The Quangels' attempts to come to terms with their loss are described with such tact and delicacy that you know from the outset that you are in the hands of a major novelist. Rudolf Ditzen, who wrote under the nom de plume Hans Fallada, was a prolific author best known for his Depression-era novel Little Man, What Now?. Despite his international acclaim, his final work has only just been translated into English, more than 60 years after its first publication. Alone in Berlin was written, astonishingly, in less than a month in 1946; by the time it was published the following year, the author had died of a morphine overdose.
Fallada could have got out of Germany; as a man whose books had been banned by the Nazis, and who had spent time in prison and psychiatric institutions as a result of his drug addiction, he should have got out. But if his inability to tear himself away from his homeland took a fearsome personal toll, it also enabled him to convey with chilling precision the texture of life under fascism, the way that fear enters into every transaction and poisons every relationship.
As ever, it is the behaviour of ordinary people (perfectly captured by Michael Hofmann's spare, gritty, colloquial translation) that interests Fallada: there are few characters in high authority, no dramatic plot to overthrow the Reich; just petty betrayals and small acts of kindness or courage. Slowly, the taciturn, apolitical foreman Quangel develops a plan. Shamed by his wife's grief, he painstakingly writes out postcards condemning the regime, and drops them on the stairwells of office buildings around the city.
Fallada then adroitly shifts the focus to the detective assigned to track down the "hobgoblin", as the postcard writer has become known. As the laconic Inspector Escherich attempts to keep his superiors off his back while he fills a map of Berlin with little red flags to show where the cards have been dropped, we become enmeshed in a gripping police procedural, only to be chillingly reminded that our sleuth is working for the Gestapo. As the net closes around the Quangels, their friends and relatives are drawn relentlessly into the "conspiracy" by the authorities.

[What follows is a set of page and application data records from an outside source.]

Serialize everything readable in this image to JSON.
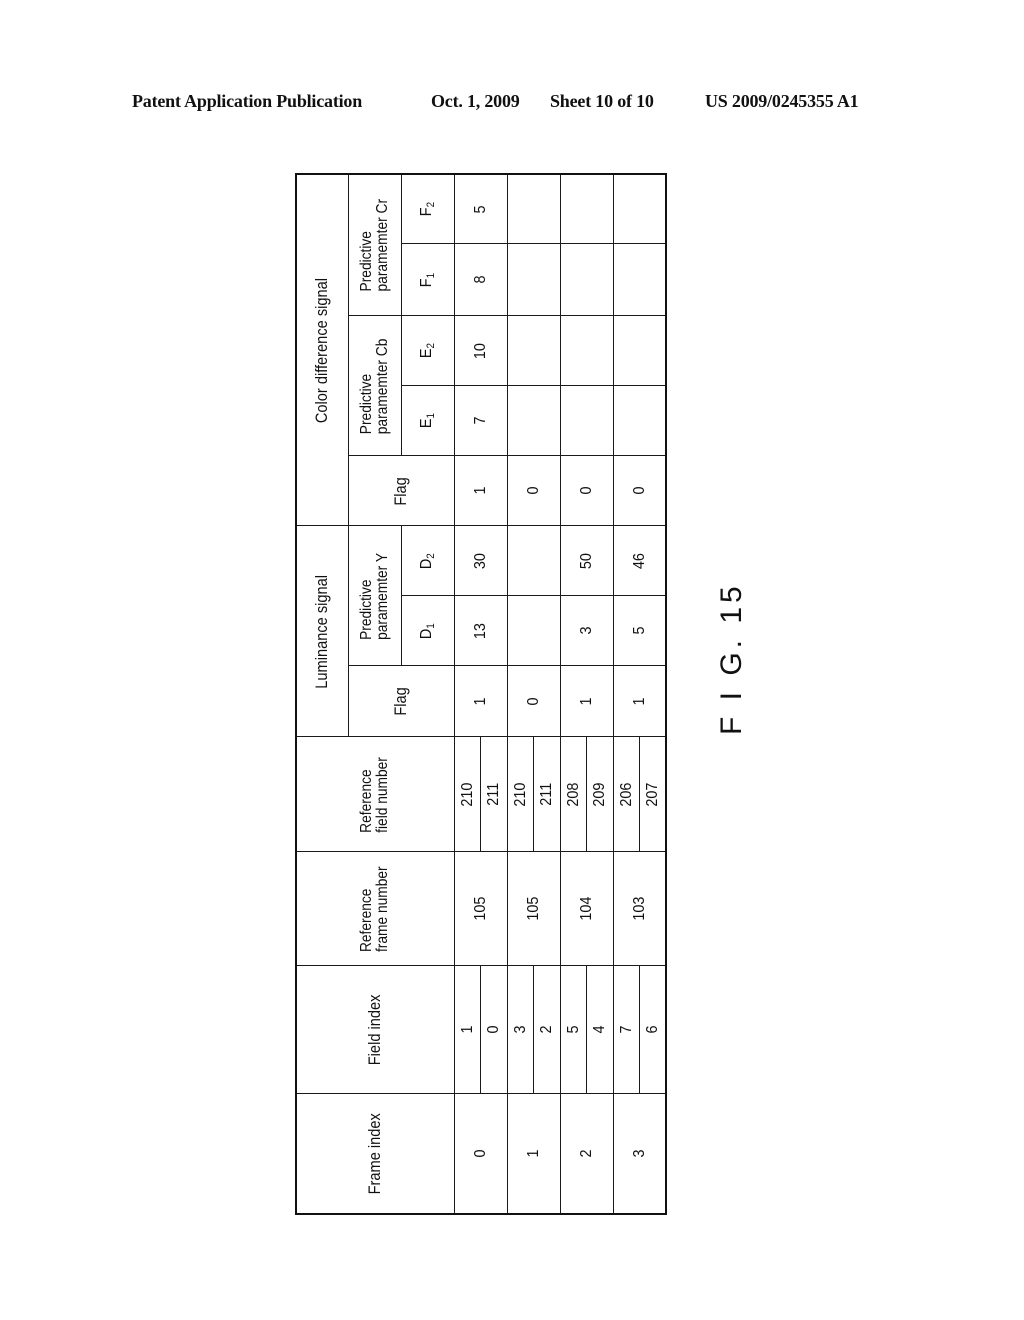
{
  "page_header": {
    "publication": "Patent Application Publication",
    "date": "Oct. 1, 2009",
    "sheet": "Sheet 10 of 10",
    "patent_number": "US 2009/0245355 A1"
  },
  "figure_label": "F I G. 15",
  "table": {
    "headers": {
      "frame_index": "Frame index",
      "field_index": "Field index",
      "reference_frame_number_line1": "Reference",
      "reference_frame_number_line2": "frame number",
      "reference_field_number_line1": "Reference",
      "reference_field_number_line2": "field number",
      "luminance_signal": "Luminance signal",
      "color_difference_signal": "Color difference signal",
      "flag": "Flag",
      "pred_y_line1": "Predictive",
      "pred_y_line2": "paramemter  Y",
      "pred_cb_line1": "Predictive",
      "pred_cb_line2": "paramemter  Cb",
      "pred_cr_line1": "Predictive",
      "pred_cr_line2": "paramemter  Cr",
      "d1": "D",
      "d1_sub": "1",
      "d2": "D",
      "d2_sub": "2",
      "e1": "E",
      "e1_sub": "1",
      "e2": "E",
      "e2_sub": "2",
      "f1": "F",
      "f1_sub": "1",
      "f2": "F",
      "f2_sub": "2"
    },
    "rows": [
      {
        "frame_index": "0",
        "field_index": [
          "1",
          "0"
        ],
        "ref_frame": "105",
        "ref_field": [
          "210",
          "211"
        ],
        "luma_flag": "1",
        "d1": "13",
        "d2": "30",
        "chroma_flag": "1",
        "e1": "7",
        "e2": "10",
        "f1": "8",
        "f2": "5"
      },
      {
        "frame_index": "1",
        "field_index": [
          "3",
          "2"
        ],
        "ref_frame": "105",
        "ref_field": [
          "210",
          "211"
        ],
        "luma_flag": "0",
        "d1": "",
        "d2": "",
        "chroma_flag": "0",
        "e1": "",
        "e2": "",
        "f1": "",
        "f2": ""
      },
      {
        "frame_index": "2",
        "field_index": [
          "5",
          "4"
        ],
        "ref_frame": "104",
        "ref_field": [
          "208",
          "209"
        ],
        "luma_flag": "1",
        "d1": "3",
        "d2": "50",
        "chroma_flag": "0",
        "e1": "",
        "e2": "",
        "f1": "",
        "f2": ""
      },
      {
        "frame_index": "3",
        "field_index": [
          "7",
          "6"
        ],
        "ref_frame": "103",
        "ref_field": [
          "206",
          "207"
        ],
        "luma_flag": "1",
        "d1": "5",
        "d2": "46",
        "chroma_flag": "0",
        "e1": "",
        "e2": "",
        "f1": "",
        "f2": ""
      }
    ]
  }
}
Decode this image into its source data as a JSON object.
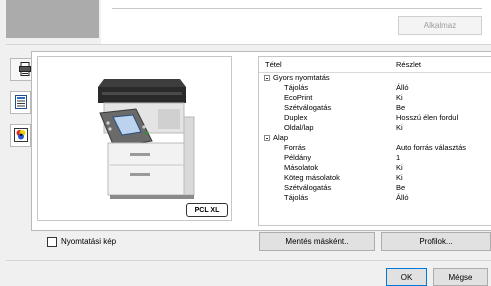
{
  "top": {
    "apply_label": "Alkalmaz"
  },
  "sidebar": {
    "tabs": [
      {
        "icon": "printer-icon"
      },
      {
        "icon": "document-list-icon"
      },
      {
        "icon": "color-icon"
      }
    ]
  },
  "preview": {
    "badge": "PCL XL"
  },
  "settings": {
    "col_item": "Tétel",
    "col_detail": "Részlet",
    "groups": [
      {
        "name": "Gyors nyomtatás",
        "rows": [
          {
            "label": "Tájolás",
            "value": "Álló"
          },
          {
            "label": "EcoPrint",
            "value": "Ki"
          },
          {
            "label": "Szétválogatás",
            "value": "Be"
          },
          {
            "label": "Duplex",
            "value": "Hosszú élen fordul"
          },
          {
            "label": "Oldal/lap",
            "value": "Ki"
          }
        ]
      },
      {
        "name": "Alap",
        "rows": [
          {
            "label": "Forrás",
            "value": "Auto forrás választás"
          },
          {
            "label": "Példány",
            "value": "1"
          },
          {
            "label": "Másolatok",
            "value": "Ki"
          },
          {
            "label": "Köteg másolatok",
            "value": "Ki"
          },
          {
            "label": "Szétválogatás",
            "value": "Be"
          },
          {
            "label": "Tájolás",
            "value": "Álló"
          }
        ]
      }
    ]
  },
  "print_image": {
    "label": "Nyomtatási kép",
    "checked": false
  },
  "buttons": {
    "save_as": "Mentés másként..",
    "profiles": "Profilok...",
    "ok": "OK",
    "cancel": "Mégse"
  }
}
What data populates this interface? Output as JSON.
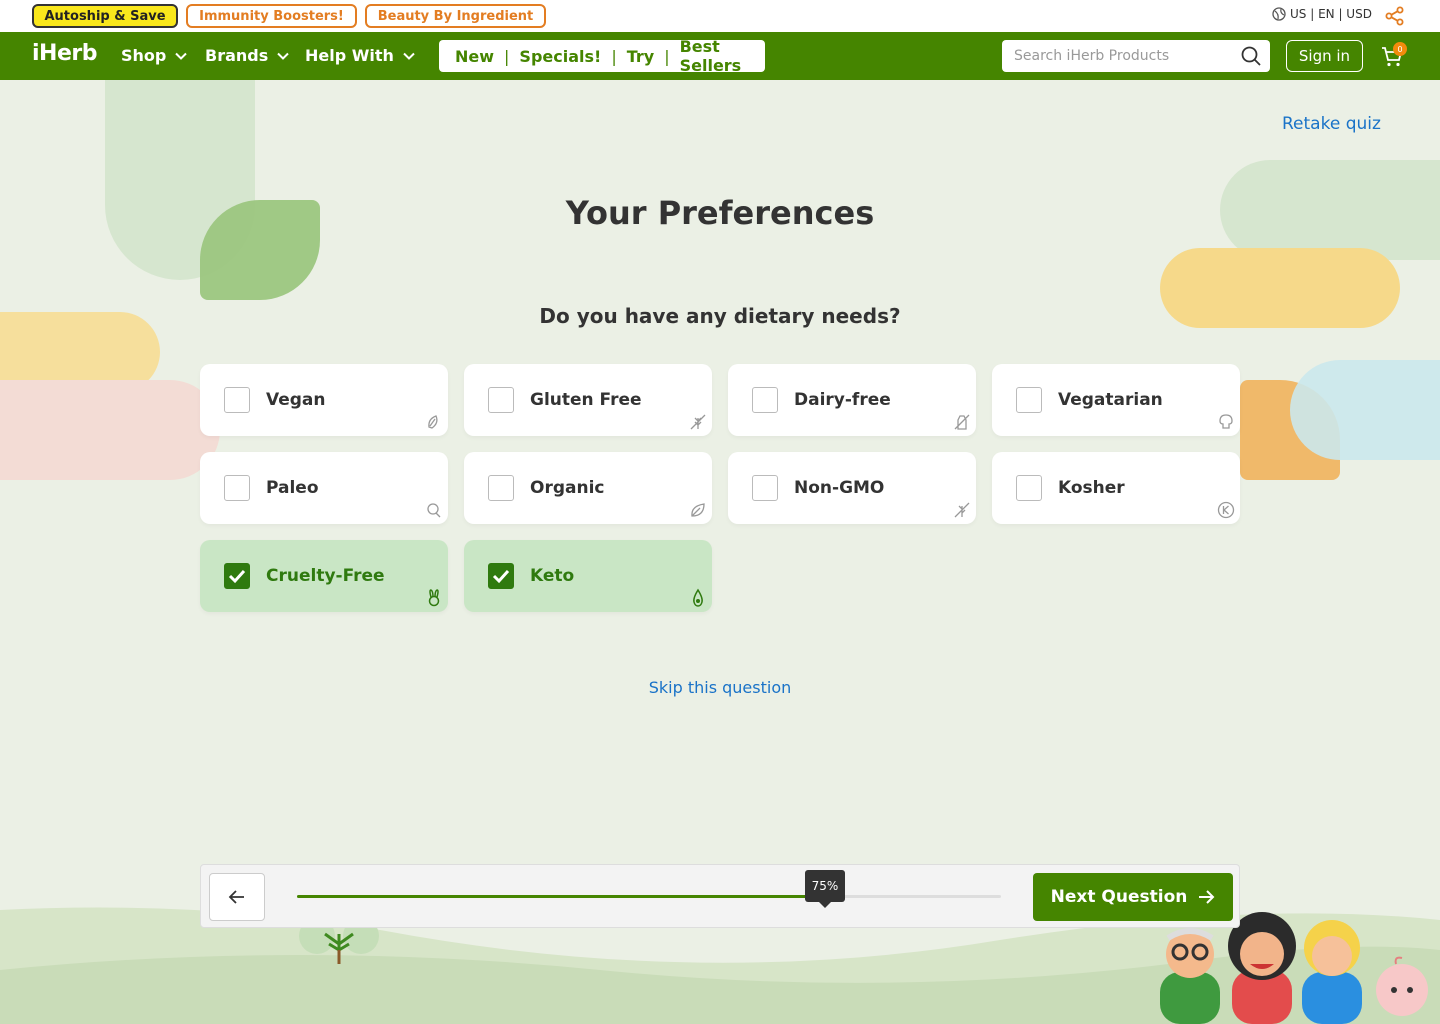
{
  "promo": {
    "autoship": "Autoship & Save",
    "immunity": "Immunity Boosters!",
    "beauty": "Beauty By Ingredient",
    "locale": "US | EN | USD"
  },
  "header": {
    "logo": "iHerb",
    "nav": [
      "Shop",
      "Brands",
      "Help With"
    ],
    "quick_links": [
      "New",
      "Specials!",
      "Try",
      "Best Sellers"
    ],
    "search_placeholder": "Search iHerb Products",
    "signin": "Sign in",
    "cart_count": "0"
  },
  "quiz": {
    "retake": "Retake quiz",
    "title": "Your Preferences",
    "question": "Do you have any dietary needs?",
    "options": [
      {
        "label": "Vegan",
        "checked": false,
        "icon": "vegan-icon"
      },
      {
        "label": "Gluten Free",
        "checked": false,
        "icon": "gluten-free-icon"
      },
      {
        "label": "Dairy-free",
        "checked": false,
        "icon": "dairy-free-icon"
      },
      {
        "label": "Vegatarian",
        "checked": false,
        "icon": "vegetarian-icon"
      },
      {
        "label": "Paleo",
        "checked": false,
        "icon": "paleo-icon"
      },
      {
        "label": "Organic",
        "checked": false,
        "icon": "organic-icon"
      },
      {
        "label": "Non-GMO",
        "checked": false,
        "icon": "non-gmo-icon"
      },
      {
        "label": "Kosher",
        "checked": false,
        "icon": "kosher-icon"
      },
      {
        "label": "Cruelty-Free",
        "checked": true,
        "icon": "rabbit-icon"
      },
      {
        "label": "Keto",
        "checked": true,
        "icon": "avocado-icon"
      }
    ],
    "skip": "Skip this question"
  },
  "progress": {
    "value": 0.75,
    "label": "75%",
    "next": "Next Question"
  },
  "colors": {
    "brand_green": "#458500",
    "link_blue": "#1a73c8",
    "accent_orange": "#e37d22"
  }
}
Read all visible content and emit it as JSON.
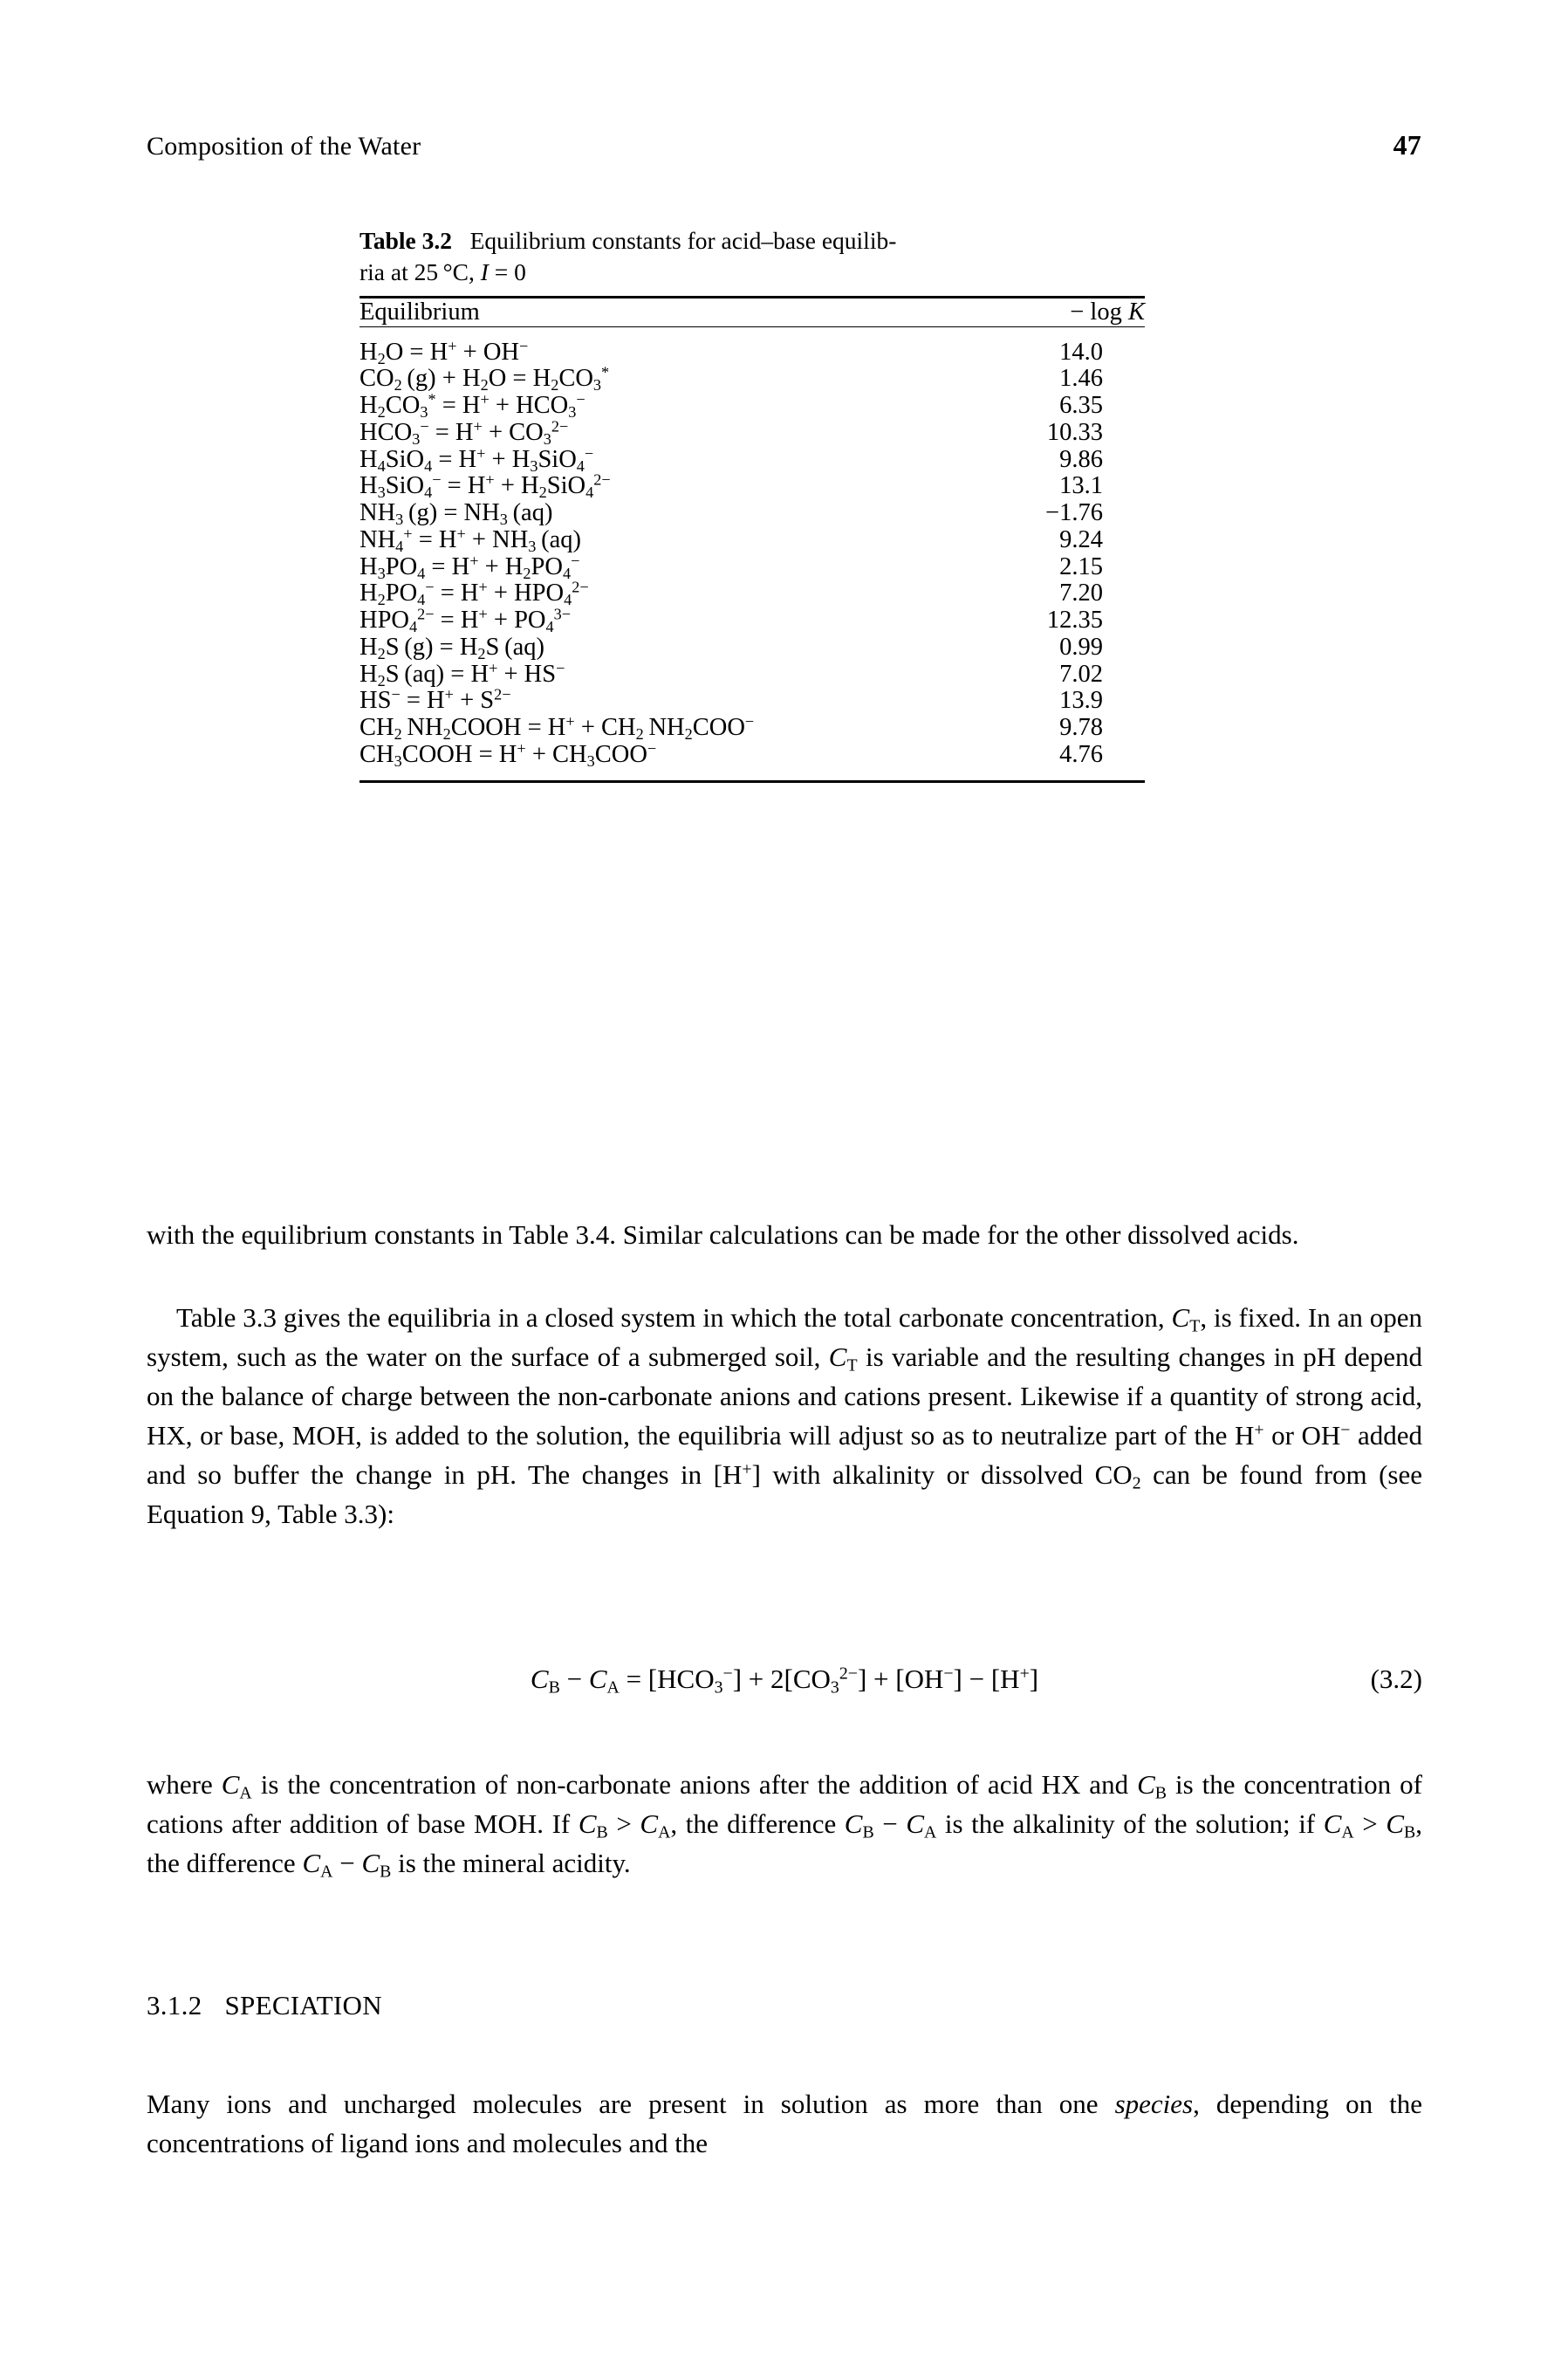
{
  "page": {
    "running_head": "Composition of the Water",
    "folio": "47"
  },
  "table": {
    "label": "Table 3.2",
    "caption_line1": "Equilibrium constants for acid–base equilib-",
    "caption_line2_pre": "ria at 25 °C, ",
    "caption_line2_var": "I",
    "caption_line2_post": " = 0",
    "headers": {
      "equilibrium": "Equilibrium",
      "logk_pre": "− log ",
      "logk_var": "K"
    },
    "rows": [
      {
        "equilibrium": "H2O = H+ + OH−",
        "value": "14.0"
      },
      {
        "equilibrium": "CO2(g) + H2O = H2CO3*",
        "value": "1.46"
      },
      {
        "equilibrium": "H2CO3* = H+ + HCO3−",
        "value": "6.35"
      },
      {
        "equilibrium": "HCO3− = H+ + CO32−",
        "value": "10.33"
      },
      {
        "equilibrium": "H4SiO4 = H+ + H3SiO4−",
        "value": "9.86"
      },
      {
        "equilibrium": "H3SiO4− = H+ + H2SiO42−",
        "value": "13.1"
      },
      {
        "equilibrium": "NH3(g) = NH3(aq)",
        "value": "−1.76"
      },
      {
        "equilibrium": "NH4+ = H+ + NH3(aq)",
        "value": "9.24"
      },
      {
        "equilibrium": "H3PO4 = H+ + H2PO4−",
        "value": "2.15"
      },
      {
        "equilibrium": "H2PO4− = H+ + HPO42−",
        "value": "7.20"
      },
      {
        "equilibrium": "HPO42− = H+ + PO43−",
        "value": "12.35"
      },
      {
        "equilibrium": "H2S(g) = H2S(aq)",
        "value": "0.99"
      },
      {
        "equilibrium": "H2S(aq) = H+ + HS−",
        "value": "7.02"
      },
      {
        "equilibrium": "HS− = H+ + S2−",
        "value": "13.9"
      },
      {
        "equilibrium": "CH2 NH2COOH = H+ + CH2 NH2COO−",
        "value": "9.78"
      },
      {
        "equilibrium": "CH3COOH = H+ + CH3COO−",
        "value": "4.76"
      }
    ]
  },
  "body": {
    "para1": "with the equilibrium constants in Table 3.4. Similar calculations can be made for the other dissolved acids.",
    "para2_a": "Table 3.3 gives the equilibria in a closed system in which the total carbonate concentration, ",
    "para2_b": ", is fixed. In an open system, such as the water on the surface of a submerged soil, ",
    "para2_c": " is variable and the resulting changes in pH depend on the balance of charge between the non-carbonate anions and cations present. Likewise if a quantity of strong acid, HX, or base, MOH, is added to the solution, the equilibria will adjust so as to neutralize part of the H",
    "para2_d": " or OH",
    "para2_e": " added and so buffer the change in pH. The changes in [H",
    "para2_f": "] with alkalinity or dissolved CO",
    "para2_g": " can be found from (see Equation 9, Table 3.3):",
    "para3_a": "where ",
    "para3_b": " is the concentration of non-carbonate anions after the addition of acid HX and ",
    "para3_c": " is the concentration of cations after addition of base MOH. If ",
    "para3_d": ", the difference ",
    "para3_e": " is the alkalinity of the solution; if ",
    "para3_f": ", the difference ",
    "para3_g": " is the mineral acidity.",
    "para4_a": "Many ions and uncharged molecules are present in solution as more than one ",
    "para4_italic": "species",
    "para4_b": ", depending on the concentrations of ligand ions and molecules and the"
  },
  "equation": {
    "number": "(3.2)",
    "text": "CB − CA = [HCO3−] + 2[CO32−] + [OH−] − [H+]"
  },
  "section": {
    "number": "3.1.2",
    "title": "SPECIATION"
  }
}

The original German title translates as "Everyone dies alone", and the phrase recurs like a refrain as the final part of the novel takes us down through the successive circles of a totalitarian hell, from the cells of Gestapo headquarters, through Moabit prison to the "People's Court" presided over by the psychopathic Roland Freisler, a real historical character who conducted the trials of the July 1944 conspirators.
In these closing chapters, the novel achieves real tragic grandeur, while its unsentimental depiction of quiet courage demonstrates that, even in the most hostile circumstances, human decency is never entirely extinguished.Reuse content